At EPRI, Dr. Amin developed collaborative research initiatives with diverse groups, including electric power industry, the government, universities and other stakeholders (including EPRI and its members, the US DOD, DOE, NSF, National Governors' Association, NRC/NAE, and the White House OSTP). This primarily involved creation and successful launch of the Complex Interactive Networks/Systems Initiative (CIN/SI), initiated in mid-1998 in response to growing concerns over the vulnerability of critical national infrastructures. CIN/SI developed six research consortia consisting of 108 professors and over 200 researchers in 28 U.S. universities, along with two energy companies, co-funded equally by EPRI and the U.S. DOD. In the course of the CIN/SI, Dr. Amin pioneered R&D in smart grids and self-healing infrastructures in 1998 during his tenure at EPRI, and led the development of over 24 technologies transferred to industry. He is considered by many as the "father of the smart grid."

Prior to joining EPRI in January 1998, he held positions of associate professor of systems science and mathematics and associate director of the Center for Optimization & Semantic Control at Washington University in St. Louis, Missouri. During his twelve years at Washington University, he was one of the main contributors to several projects with United States Air Force, NASA-Ames, Rockwell International, McDonnell Douglas, Boeing, MEMC, ESCO, Systems & Electronics Inc. and United Van Lines. While at Washington University, his research focused on:

Dr. Amin is the author or co-author of more than 190 research papers and the editor of seven collections of manuscripts, and serves on the editorial boards of six academic journals.
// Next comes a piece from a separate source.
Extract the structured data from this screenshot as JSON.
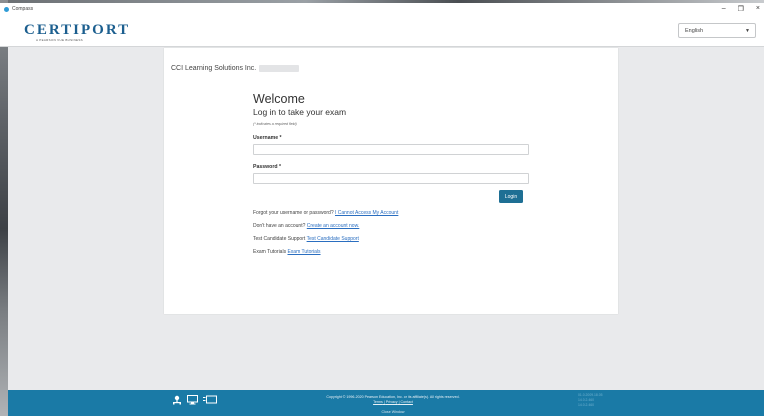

At Washington University, students voted him three times Professor of the Year (voted annually by seniors in the School of Engineering and Applied Science at Washington University, 1992-1995), Mentor-of-The-Year (Assoc. of Graduate Engineering Students, Feb. 1996), and the Leadership Award (voted by the senior engineering class, May 1995). Dr. Amin received Best Session Paper Presentation Awards (American Control Conference, 1997) and an AIAA Young Professional Award (St. Louis section, 1991). At EPRI he received several awards including the 2002 President's Award for the Infrastructure Security Initiative, 2000 and 2002 Chauncey Awards (the highest annual EPRI Award, in March 2001 and 2003), and six EPRI Performance Recognition Awards during 1999-2002 for leadership in three areas.

He served as a member of the Board on Infrastructure and the Constructed Environment (BICE) at the U.S. National Academy of Engineering during 2001-2007, and is a member of the Board on Mathematical Sciences and Applications (BMSA) at the National Academy of Sciences during 2006-2009, Sigma Xi, Tau Beta Pi, Eta Kappa Nu, a senior member of IEEE, AAAS, AIAA, ASME, NY Academy of Sciences, SIAM, and Informs. He is a member of the IEEE Computer Society's Task Force on Security and Privacy, and served on the Board of the Center for Security Technologies (CST) at Washington University (2002-2006). Dr. Amin holds B.S. (cum laude) and M.S. degrees in electrical and computer engineering from the University of Massachusetts-Amherst, and M.S. and D.Sc. degrees in systems science and mathematics from Washington University in St. Louis, Missouri.

Consulting and Professional Experience:

Electric Power Research Institute (EPRI), McDonnell Douglas, Boeing, NASA-Ames Research Center, Rockwell International, MEMC Electronic Materials Inc., Electronics & Space Corp., TSI, IBM, Hartford Steam Boiler Inspection & Insurance Co., United States (US) Dept. of Defense, US Air Force, US Army Research Office, US Dept. of Energy, NSF, National Governors' Association, White House Office of Science and Technology Policy, and the US National Academy of Engineering.

Areas of expertise:

Impact Summary:


  Number
Edited Journals 7
Journal Articles 74
Articles in Refereed Conferences 82
Other Major Technical Reports 56
Invited Lectures: Oct. 1992 - Dec. 2010 421
Keynote Addresses:
May 1998 - Dec. 2010
82